Later slatgrills had a glovebox. It had a lock that is quite hard to find.
I have an idea that it might be the same lock as the 1937 Chev pickup. Can anybody confirm this?
Perhaps if it is, a Chevrolet lock could be rekeyed for H700…
Here is the page from the Chevrolet parts book kindly sent to me by “Lou”, a Chevrolet pickup collector… trying to get more data, I think the 10.266 reference is a “group” number… whatever that is…
The lock on the left is whats left of an original slatgrill glove box lock. The two on the right are 1937 Chevrolet pickups…
A picture posted on G503 (missing the pawl).
From Robert de Ruyter:
According to TM 10-1186:
Glove compartment added at MB 120,697
Starting at MB 120,697 door A3434 was used (hole for lock is 1 & 1/2 inches from top), after MB 137,909 door changed to A3943 (hole for lock is 1 & 1/16 inches from top)
Starting at MB 120,697 lock parts A3531 case, A3532 cylinder, A3535 spring, A3536 lock bolt, A3537 3/4in nut was used.
Staring at MB 134,356 an A3823 lock assembly was used.
Starting at MB 137,909 the A3818 striker was added..
I found the interesting info in the 1939 Briggs & Stratton automotive lock catalog:
I suspect the early glove box lock was a Briggs & Stratton 45795
A catalog of Briggs & Stratton automotive locks used to be found at
1930’s Briggs & Stratton catalog
Above URL updated Nov 15, 2018
It looks like the tool box locks might have been 85345 and the tire lock housing was a 80330 if Briggs & Stratton was the supplier.
Aug 29, 2006
I was very lucky. I won the following lock on eBay two weeks ago (for $14!), and it was listed by the seller as:
“1930’s – 50’s Chevrolet GMC Pick Glove box Lock NOS”
Per the B&S catalog referenced above, this almost certainly has to be a Briggs & Stratton 45795
It appears to have been first used on a 1935 La Fayette and some Pontiac models. By 1936 the 45795 was used by Chevrolet in some commercial vehicles (pickup trucks), and in Nash cars. In 1937 it was used by Pierce-Arrow, and by Chevrolet in trucks. It looks to have been used by Chevrolet into the 1940’s on certain heavy commercial trucks that had a flat glove box.
I don’t see any example of it being used on the Hudson, so that does not support the idea that the H in H700 comes form Hudson, but then it could have been from some other Hudson model, such as a sedan used by the Army. It would have been easy for Briggs and Stratton to key everything the same, because they were supplying the locks for all these manufacturers.
The lock pictured below measures about 1 and 3/4 inches front face to back face, and the button is about 1 and 1/4 inches in diameter. The pawl seems to move up and down about 3/8 inch when the key is turned 180 degrees.
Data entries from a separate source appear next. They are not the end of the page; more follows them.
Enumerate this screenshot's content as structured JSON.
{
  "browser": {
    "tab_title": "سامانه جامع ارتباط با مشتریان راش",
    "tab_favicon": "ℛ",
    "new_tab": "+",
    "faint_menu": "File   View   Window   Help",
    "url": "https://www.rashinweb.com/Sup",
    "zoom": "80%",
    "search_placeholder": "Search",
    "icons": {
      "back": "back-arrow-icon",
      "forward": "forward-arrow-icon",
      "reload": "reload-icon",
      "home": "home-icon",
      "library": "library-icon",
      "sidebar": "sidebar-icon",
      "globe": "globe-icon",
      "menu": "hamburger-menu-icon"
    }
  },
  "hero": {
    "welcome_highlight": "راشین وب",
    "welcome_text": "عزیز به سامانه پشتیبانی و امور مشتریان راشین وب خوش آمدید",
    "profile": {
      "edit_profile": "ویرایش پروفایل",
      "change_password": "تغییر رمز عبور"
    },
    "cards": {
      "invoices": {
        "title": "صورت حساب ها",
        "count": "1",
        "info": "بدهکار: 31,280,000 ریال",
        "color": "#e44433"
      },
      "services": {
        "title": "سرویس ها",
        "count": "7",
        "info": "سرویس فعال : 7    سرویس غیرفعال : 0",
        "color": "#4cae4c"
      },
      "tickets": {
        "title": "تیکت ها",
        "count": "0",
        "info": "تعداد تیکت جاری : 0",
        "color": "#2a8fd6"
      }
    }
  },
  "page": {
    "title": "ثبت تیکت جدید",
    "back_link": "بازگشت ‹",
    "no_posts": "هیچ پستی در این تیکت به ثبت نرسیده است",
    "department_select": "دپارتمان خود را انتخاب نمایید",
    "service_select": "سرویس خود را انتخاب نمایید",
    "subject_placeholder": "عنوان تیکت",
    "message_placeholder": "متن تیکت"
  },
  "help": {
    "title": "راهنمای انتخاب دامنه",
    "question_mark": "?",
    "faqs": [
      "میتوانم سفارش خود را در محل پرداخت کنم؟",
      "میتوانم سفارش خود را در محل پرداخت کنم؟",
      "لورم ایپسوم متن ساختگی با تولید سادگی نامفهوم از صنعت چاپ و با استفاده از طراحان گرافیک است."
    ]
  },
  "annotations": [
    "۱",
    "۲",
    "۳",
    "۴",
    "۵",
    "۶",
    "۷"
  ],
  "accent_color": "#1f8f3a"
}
Here are the pictures of it:
Aug 29, 11:30 AM:
Paul FitzGerald confirms that the measurments of 1 and 1/4 inch button diameter and 1 and 3/4 face to face match his original lock.
The Henry Ford Museum put up some drawings regarding the GPW, one of which is for the coding/bitting of the H700 key that is correct for this lock. To rekey for H700, first remove cylinder (If you don’t have a key for the current code, remove the glove box door, and you should be able to pick this lock on the bench with a little time and patience and the right picks, just take your time, after getting the wafers pushed up to the right level turn it further clockwise to the tumbler removal position do not try to force it in any way, or to drill it.)
Then find a set of “wafters” (a.k.a. tumblers) (Perhaps tear down other B&S auto locks to get them) that all extend beyond the cylinder when the H700 key is inserted, or better yet, a set of new “uncoded” wafers (Perhaps from an NOS uncoded 1930-60 vintage B&S lock for some other car off eBay), and then file down flush on top and bottom of the cylinder while the H700 key is in the lock as follows: